Ketamine has received a bad rap as an opioid, according to John Hopkins experts, and that when there’s plenty of evidence suggesting it isn’t one. They believe this reputation may hamper patients from getting necessary treatment for the kinds of depression that don’t respond to typical antidepressants. In hopes of restoring the therapy’s standing among healthcare professionals and the public, the researchers clarify the mechanism behind ketamine’s mechanism in a new paper. In March the US Food and Drug Administration approved esketamine, a version of the ketamine molecule, as a nasal spray to treat depression that hasn’t responded to other treatments.

When ketamine is taken, it turns on the master switch mTOR to enable antidepressant effects, but if naltrexone is given on top of that, naltrexone obstructs and shuts off the mTOR again.

“A study done late last year delivered a black eye to ketamine, and as a result of the coverage, there was a wholesale acceptance by both potential patients and physicians that ketamine is an opioid,” said Dr Adam Kaplin, assistant professor of Psychiatry and Behavioural Sciences at the Johns Hopkins University School of Medicine. “This is most worrisome if people continue to think this way, particularly in the wake of the opioid epidemic; clinicians won’t refer patients for treatment, despite that it has been shown to be incredibly effective for many patients with treatment-resistant depression.”

Naltrexone (the drug used to reverse accidental opioid overdoses) binds to opioid receptors on the surface of brain cells and prevents opioids like morphine or heroin from sticking to them and acting on the brain, preventing the high. In late 2018, researchers at Stanford University and Palo Alto University showed that naltrexone also blocks the antidepressant effects of ketamine, which led them to propose that ketamine must also bind to the same opioid receptors and thus concluded that ketamine must be an opioid.

Dr Kaplin said there’s plenty of contrary evidence demonstrating that ketamine sticks to an entirely different receptor on brain cells: the NMDA receptors – involved in learning and memory – instead of the opioid receptors. According to Dr Kaplin it works as follows: Normally, NMDA receptors get turned on when the chemical messenger glutamate binds to them. Turning on the NMDA receptors turns off a master control switch in the cell called mTOR, which ultimately results in learning a behaviour or forming a new memory. Ketamine can also bind to the NMDA receptors, but it has the opposite effect of glutamate, in that it turns these receptors off.

Turning off the NMDA receptors turns on the master control switch mTOR, which is required for ketamine’s antidepressant properties. Separately opioid receptors are normally turned on at low-levels all the time, even without opioids to turn them on all the way, said Dr Kaplin. This low activity of the opioid receptors normally suppresses the level of another chemical messenger called cyclic AMP (cAMP). When the overdose drug naltrexone is administered, it sticks to the opioid receptors, turning them completely off, which releases the brakes on cAMP.

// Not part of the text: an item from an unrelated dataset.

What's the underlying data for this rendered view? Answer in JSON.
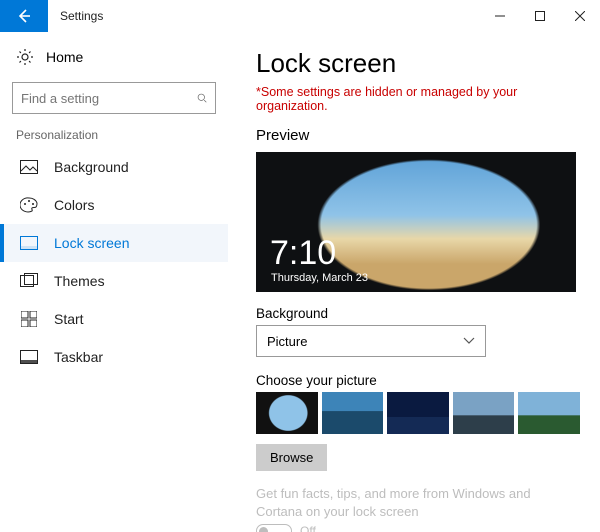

This increase in cAMP is what then interferes with the master switch mTOR, shutting it down. When ketamine is taken, it turns on the master switch mTOR to enable antidepressant effects, but if naltrexone is given on top of that, naltrexone obstructs and shuts off the mTOR again. It is through cAMP that naltrexone overrides and extinguishes the antidepressant effects of ketamine. These NMDA receptors are found together with the opioid receptors on brain cells, and Dr Kaplin said it’s no surprise their components can meddle with one another, like interference picked up on a phone call or on the radio.

“This interference and cross-talk does not mean ketamine is an opioid, and to wrongly label it as such could eventually keep patients from essential antidepressant medications that could make a huge difference in their quality of life,” said Dr Kaplin. The FDA specified that ketamine is to be administered under the watch of physicians in small doses and in a healthcare setting to minimise any chance of abuse. The drug works much faster than other traditional antidepressants on the market, sometimes even after one or two uses. Chief psychiatrist at Yale Medicine and one of the pioneers of ketamine research in the US, Dr John Krystal has called esketamine ‘a game changer’.

“With most medications, like Valium, the anti-anxiety effect you get only lasts when it is in your system. When the Valium goes away, you can get rebound anxiety. When you take ketamine, it triggers reactions in your cortex that enable brain connections to regrow. It’s the reaction to ketamine, not the presence of ketamine in the body that constitutes its effects,” he explained. “And this is exactly what makes ketamine unique as an antidepressant, Dr Krystal said. Dr Kaplin and his team are in the process of setting up their own ketamine clinic at Johns Hopkins, which they anticipate will be opening within the next year.